Virgin Media, a UK telephone, cable TV and internet services provider released a statement two weeks ago admitting that they had exposed certain personal data of up to 900,000 people.
The short story is that they admitted it, they apologized, they informed both the affected people and the relevant authorities, and they set up a help and advice page for customers.
Great stuff, except…
While these days it isn’t surprising to read ’Big company leaks massive amounts of personal data’ stories, I wanted to pick apart the way that they’ve announced this leak because a lot of it doesn’t sit right with me.
There are ways you should announce a breach, and ways you shouldn’t. Transparency is key to reduce the damage to the trust relationship between you and your business partners, users and customers.
That last statement is pretty vague. And what kind of technical and product information? What kind of requests?
It turns out some of those requests were to unblock various ‘adult-themed’ sites (I won’t say more than that). Now together with full names and addresses this obviously raises the possibility of blackmail.
Now technically speaking this is true, and they used the tired old phrase that it happened “as a result of the database being incorrectly configured.
We all know that these days this means that someone left an unencrypted database freely accessible over the internet, with no authentication needed.
If you leave your front door open for 10 months and then tell the world with pride that no one burgled you, perhaps you are missing the point – especially when you are safekeeping other people’s stuff!
Whatever Virgin Media’s Security Policy, it can only be good if it is correctly implemented and audited.
I have trouble feeling the sincerity that I’m sure is meant by this statement.
How can a company legitimately make this claim after they have been caught with the proverbial pants down doing the exact opposite of taking information security security. They left personal data unprotected and free available for 10 months!
As someone who works in the cybersecurity field, this really got my goat. Yes they “became aware” because a third-party security company discovered it and did the right thing by telling them.
Brit infosec outfit TurgenSec privately reported the find to Virgin Media, but haven’t received any acknowledgement from the TV telco. It was they who among other things noted the more expansive type of information that was being stored in the unprotected database, the information that Virgin Media failed to publicly disclose.

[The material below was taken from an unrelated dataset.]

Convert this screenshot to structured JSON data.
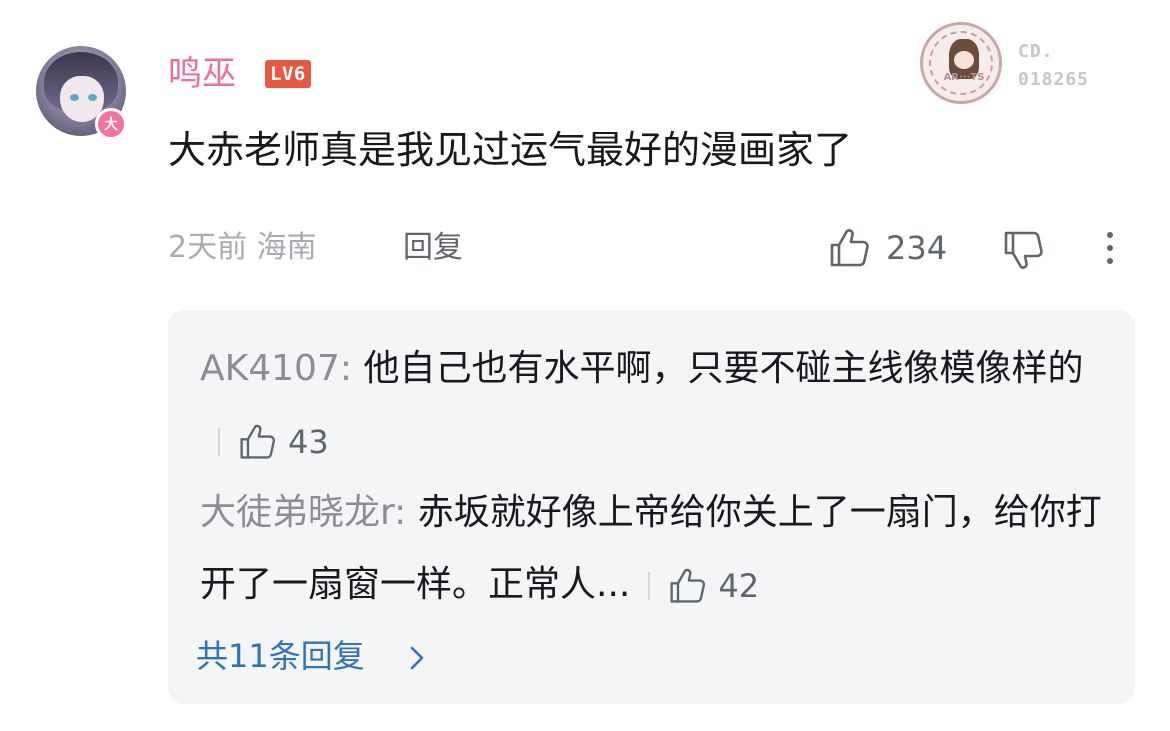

My impression from the TurgenSec post is that they’re pretty ticked off. It states “We cannot speak for the intentions of their communications team but stating to their customers that there was only a breach of “limited contact information” is from our perspective understating the matter potentially to the point of being disingenuous. ”
Some companies handle data leaks better than others. Just look at this list of examples.
The point is that when you process personal data and that data is leaked or stolen, it’s not just the press that will be hounding you to understand what exactly happened, the regulators can also come down on you like a ton of bricks.
Being up-front, honest and contrite during a potential data breach is smart. We all make mistakes, but we have little time or energy for those found to be selling half truths to cover their butts..
It goes without saying that companies should be doing everything they can to prevent leaks like this, but crucially they should also be planning how best to communicate if something does happen.
The experts at TBG Security can help your business do whatever it can to prevent cyber incidents, from effective policy to penetration testing. They can also help you plan for what to do in the unfortunate event that a breach does occur.
TBG Security is here to help.